Exercise details: If a line below contains the string "bookings", copy it out.

Task data:
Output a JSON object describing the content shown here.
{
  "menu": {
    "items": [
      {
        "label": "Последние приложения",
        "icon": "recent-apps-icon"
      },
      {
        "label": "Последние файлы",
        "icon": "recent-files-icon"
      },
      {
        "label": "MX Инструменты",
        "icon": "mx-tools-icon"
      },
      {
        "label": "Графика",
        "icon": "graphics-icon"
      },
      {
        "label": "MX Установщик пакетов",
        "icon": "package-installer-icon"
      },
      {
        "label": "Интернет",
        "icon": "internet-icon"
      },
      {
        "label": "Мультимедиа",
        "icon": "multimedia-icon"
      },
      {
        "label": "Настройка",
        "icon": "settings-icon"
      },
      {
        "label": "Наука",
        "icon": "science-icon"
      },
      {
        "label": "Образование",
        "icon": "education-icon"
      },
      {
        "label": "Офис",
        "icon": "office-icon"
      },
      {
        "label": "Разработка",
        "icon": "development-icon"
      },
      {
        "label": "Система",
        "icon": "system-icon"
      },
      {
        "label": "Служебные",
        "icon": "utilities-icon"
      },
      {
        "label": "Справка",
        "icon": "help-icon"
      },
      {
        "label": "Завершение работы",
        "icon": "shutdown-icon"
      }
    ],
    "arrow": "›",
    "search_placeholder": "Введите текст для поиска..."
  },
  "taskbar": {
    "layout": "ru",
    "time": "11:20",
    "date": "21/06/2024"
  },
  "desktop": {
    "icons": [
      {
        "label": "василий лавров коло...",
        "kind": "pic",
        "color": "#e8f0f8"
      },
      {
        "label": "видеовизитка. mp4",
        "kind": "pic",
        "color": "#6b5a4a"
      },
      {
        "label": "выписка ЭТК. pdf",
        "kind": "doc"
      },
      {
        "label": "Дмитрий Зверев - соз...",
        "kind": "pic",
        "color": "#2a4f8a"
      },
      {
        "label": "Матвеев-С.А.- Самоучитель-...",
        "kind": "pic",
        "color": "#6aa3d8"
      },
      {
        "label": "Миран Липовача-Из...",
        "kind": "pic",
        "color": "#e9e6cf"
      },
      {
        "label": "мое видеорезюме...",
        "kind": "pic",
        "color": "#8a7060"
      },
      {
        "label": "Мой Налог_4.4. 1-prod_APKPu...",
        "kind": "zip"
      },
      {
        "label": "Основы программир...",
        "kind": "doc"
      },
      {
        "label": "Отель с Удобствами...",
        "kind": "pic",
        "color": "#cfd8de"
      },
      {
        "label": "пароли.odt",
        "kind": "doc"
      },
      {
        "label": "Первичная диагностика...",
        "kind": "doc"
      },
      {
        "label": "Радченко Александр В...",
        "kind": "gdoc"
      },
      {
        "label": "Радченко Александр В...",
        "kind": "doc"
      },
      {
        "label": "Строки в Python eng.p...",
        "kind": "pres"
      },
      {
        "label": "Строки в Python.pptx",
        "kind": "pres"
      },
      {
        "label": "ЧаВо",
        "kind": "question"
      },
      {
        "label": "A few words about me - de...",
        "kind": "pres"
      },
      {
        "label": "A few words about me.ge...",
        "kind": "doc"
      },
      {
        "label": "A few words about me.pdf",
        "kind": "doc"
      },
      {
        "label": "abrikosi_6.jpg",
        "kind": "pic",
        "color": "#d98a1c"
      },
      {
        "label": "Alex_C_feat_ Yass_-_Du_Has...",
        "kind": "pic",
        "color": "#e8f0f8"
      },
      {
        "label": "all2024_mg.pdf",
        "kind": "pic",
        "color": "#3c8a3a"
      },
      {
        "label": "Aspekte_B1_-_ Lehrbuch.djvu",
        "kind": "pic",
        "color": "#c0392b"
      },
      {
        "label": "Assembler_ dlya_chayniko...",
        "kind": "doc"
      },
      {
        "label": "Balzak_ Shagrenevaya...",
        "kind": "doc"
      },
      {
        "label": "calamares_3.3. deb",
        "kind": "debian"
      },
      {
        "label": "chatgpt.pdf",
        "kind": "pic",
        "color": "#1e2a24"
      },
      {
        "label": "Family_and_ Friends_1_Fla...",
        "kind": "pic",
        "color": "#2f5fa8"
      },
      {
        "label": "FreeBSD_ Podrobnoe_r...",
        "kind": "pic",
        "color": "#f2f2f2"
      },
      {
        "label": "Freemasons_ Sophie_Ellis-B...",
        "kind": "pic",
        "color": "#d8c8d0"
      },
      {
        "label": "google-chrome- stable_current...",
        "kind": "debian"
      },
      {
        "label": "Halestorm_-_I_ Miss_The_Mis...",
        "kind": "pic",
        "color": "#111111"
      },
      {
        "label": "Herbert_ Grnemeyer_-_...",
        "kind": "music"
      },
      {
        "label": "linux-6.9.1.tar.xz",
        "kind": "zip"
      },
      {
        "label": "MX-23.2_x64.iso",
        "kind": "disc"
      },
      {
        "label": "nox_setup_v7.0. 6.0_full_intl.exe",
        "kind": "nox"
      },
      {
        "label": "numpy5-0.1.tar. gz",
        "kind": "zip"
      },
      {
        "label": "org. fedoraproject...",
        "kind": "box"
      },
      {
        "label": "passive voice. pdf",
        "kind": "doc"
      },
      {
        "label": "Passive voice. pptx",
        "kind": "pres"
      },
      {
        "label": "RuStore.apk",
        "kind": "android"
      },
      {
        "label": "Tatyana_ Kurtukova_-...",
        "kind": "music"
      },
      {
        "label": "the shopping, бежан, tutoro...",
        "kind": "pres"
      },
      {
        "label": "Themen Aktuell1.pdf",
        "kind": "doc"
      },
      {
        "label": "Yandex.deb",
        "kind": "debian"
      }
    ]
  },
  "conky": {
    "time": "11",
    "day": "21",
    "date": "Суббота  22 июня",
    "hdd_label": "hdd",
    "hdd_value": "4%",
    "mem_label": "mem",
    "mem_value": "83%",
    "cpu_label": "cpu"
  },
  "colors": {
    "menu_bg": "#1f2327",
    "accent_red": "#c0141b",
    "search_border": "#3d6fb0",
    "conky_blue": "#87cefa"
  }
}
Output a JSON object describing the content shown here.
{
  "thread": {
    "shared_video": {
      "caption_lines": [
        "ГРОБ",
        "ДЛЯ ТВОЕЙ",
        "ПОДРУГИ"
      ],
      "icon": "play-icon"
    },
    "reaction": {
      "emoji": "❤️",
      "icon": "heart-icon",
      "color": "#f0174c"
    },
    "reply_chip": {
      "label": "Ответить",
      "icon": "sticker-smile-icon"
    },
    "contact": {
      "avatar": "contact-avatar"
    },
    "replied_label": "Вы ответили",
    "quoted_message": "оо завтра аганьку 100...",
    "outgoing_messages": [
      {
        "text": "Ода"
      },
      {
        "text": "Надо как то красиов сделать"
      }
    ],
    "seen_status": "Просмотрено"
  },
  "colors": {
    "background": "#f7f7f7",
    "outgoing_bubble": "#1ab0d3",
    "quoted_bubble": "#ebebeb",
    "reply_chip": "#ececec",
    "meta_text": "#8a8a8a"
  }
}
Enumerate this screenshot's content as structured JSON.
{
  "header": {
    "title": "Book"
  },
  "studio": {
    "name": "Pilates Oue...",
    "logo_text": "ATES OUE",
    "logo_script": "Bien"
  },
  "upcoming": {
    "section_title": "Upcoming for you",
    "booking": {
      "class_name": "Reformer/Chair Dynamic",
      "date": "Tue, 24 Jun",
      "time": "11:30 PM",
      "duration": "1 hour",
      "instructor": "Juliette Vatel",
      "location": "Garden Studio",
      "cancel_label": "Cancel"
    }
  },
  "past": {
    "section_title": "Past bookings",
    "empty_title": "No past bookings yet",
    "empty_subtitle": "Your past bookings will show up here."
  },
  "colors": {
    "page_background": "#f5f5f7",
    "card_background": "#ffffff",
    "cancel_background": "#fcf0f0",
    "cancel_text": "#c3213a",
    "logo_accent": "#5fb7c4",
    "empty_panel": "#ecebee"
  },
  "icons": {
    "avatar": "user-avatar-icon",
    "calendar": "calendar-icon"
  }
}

Task response:
    "section_title": "Past bookings",
    "empty_title": "No past bookings yet",
    "empty_subtitle": "Your past bookings will show up here."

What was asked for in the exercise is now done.